Three articles published in the past few weeks show that diagnostic categories marked off neatly on the page often bleed together messily in the clinic.
Autism and intellectual disability often occur together, but in most cases that overlap is not genetic, according to a study of twin pairs published in the American Journal of Medical Genetics. Unraveling this link might help researchers pinpoint brain circuits involved in both conditions, and better understand the diversity of symptoms in the autism spectrum, experts say.
Attention deficit hyperactivity disorder (ADHD) and autism may have more in common than childhood onset and a few similar symptoms.

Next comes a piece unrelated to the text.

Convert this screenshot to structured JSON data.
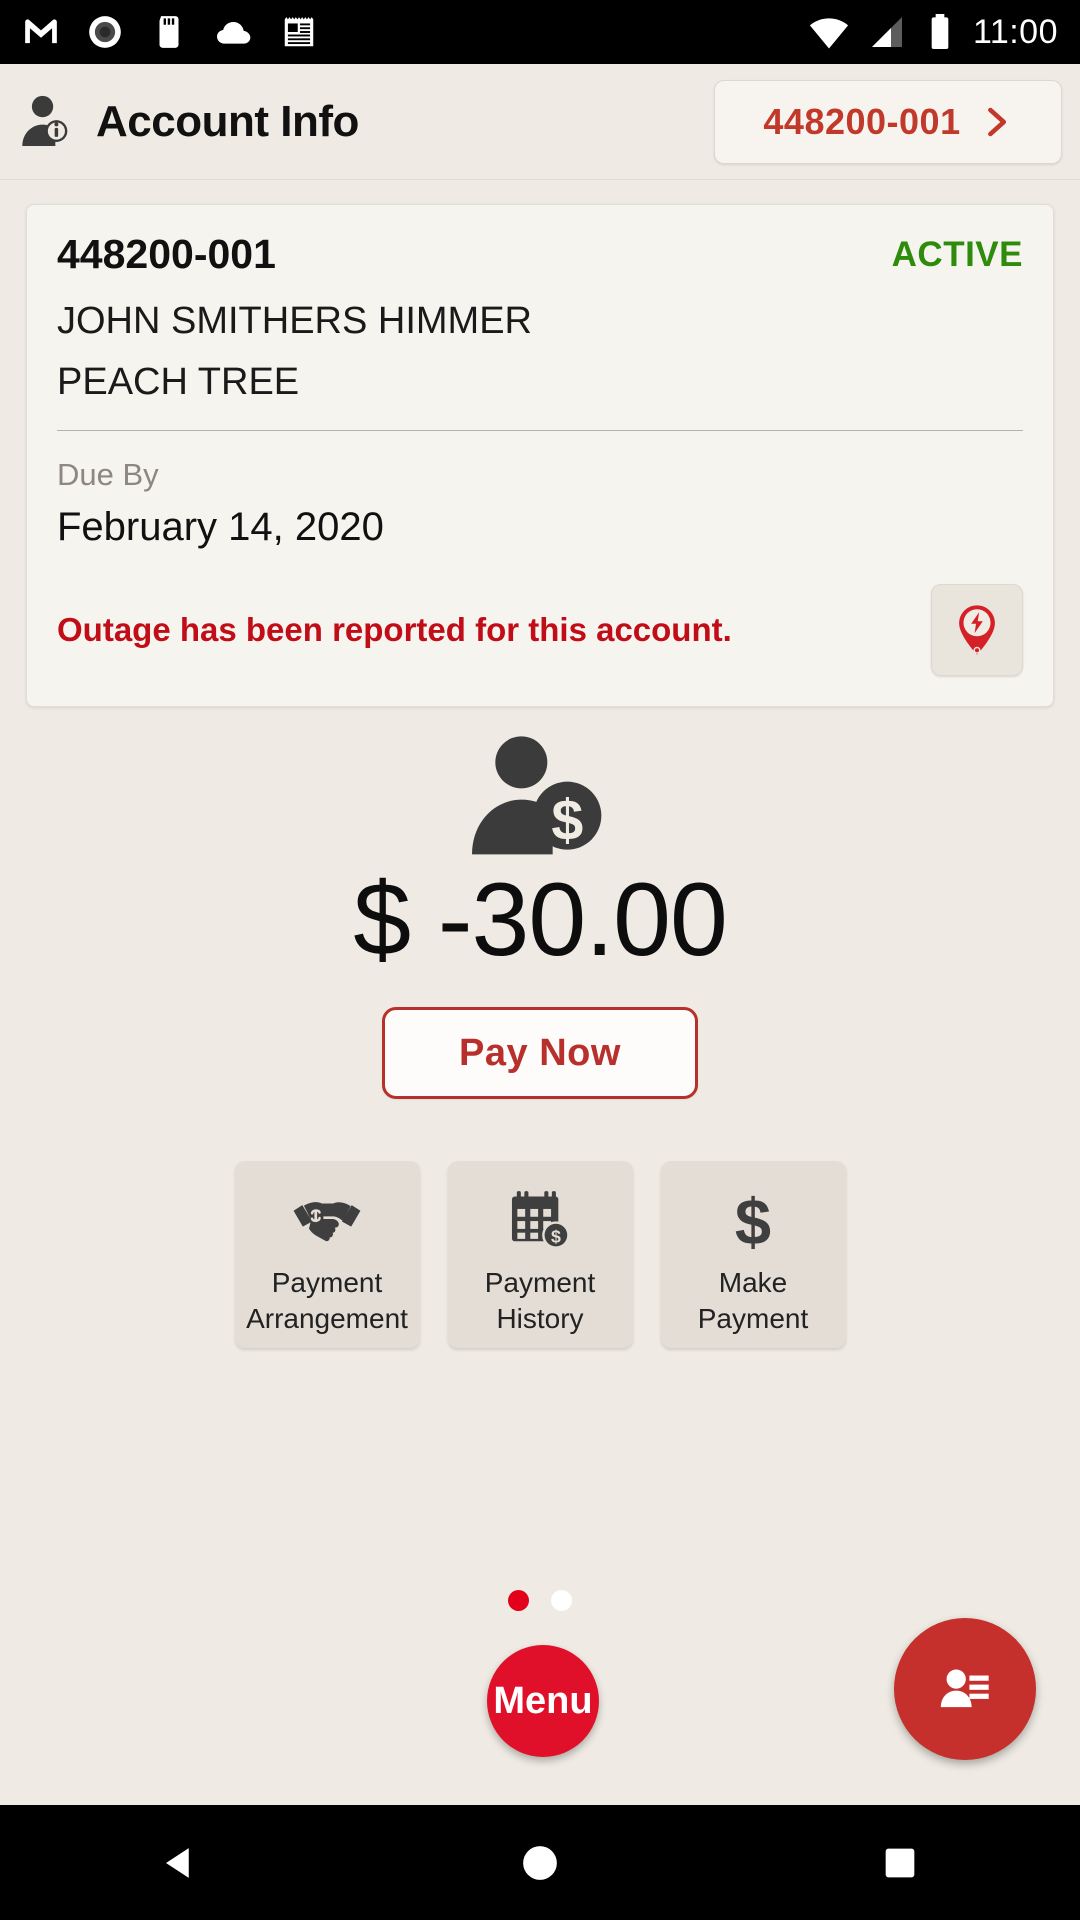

New research suggests the conditions share genetic roots.
Random changes in gene expression can cause genetically identical embryos to develop different traits, according to a study of worms published in Nature. The findings suggest that haphazard movements of molecules could partly explain why autism-associated mutations don’t always cause the same symptoms.
The ability to recognize faces and interpret facial expressions is programmed partly by genes and inherited separately from other traits, according to three independent studies published this year.
A class of medications widely used during pregnancy to treat asthma and prevent early labor increases the baby’s risk of autism and other psychiatric disorders, according to a controversial review in the American Journal of Obstetrics and Gynecology.
Interested more in ideas than in dominating a crowded field, Michael Wigler decided to apply his expertise in cancer genetics to studying poorly understood features of autism.
In the fall of 1980, when he left his hometown of St. Louis, Missouri, for undergraduate studies at Cornell University in upstate New York, John Constantino was determined to pursue one of two careers: a doctor or a school teacher.
Autism is caused by poor parenting, particularly by ‘frigid’ mothers who reject their children. Such a statement would seem bizarre today. But 30 years ago parents, especially mothers, were blamed for their childrenʼs autism. But then in 1977, one study, published in the Journal of Child Psychology and Psychiatry, single-handedly turned the field around to recognize the importance of genetics.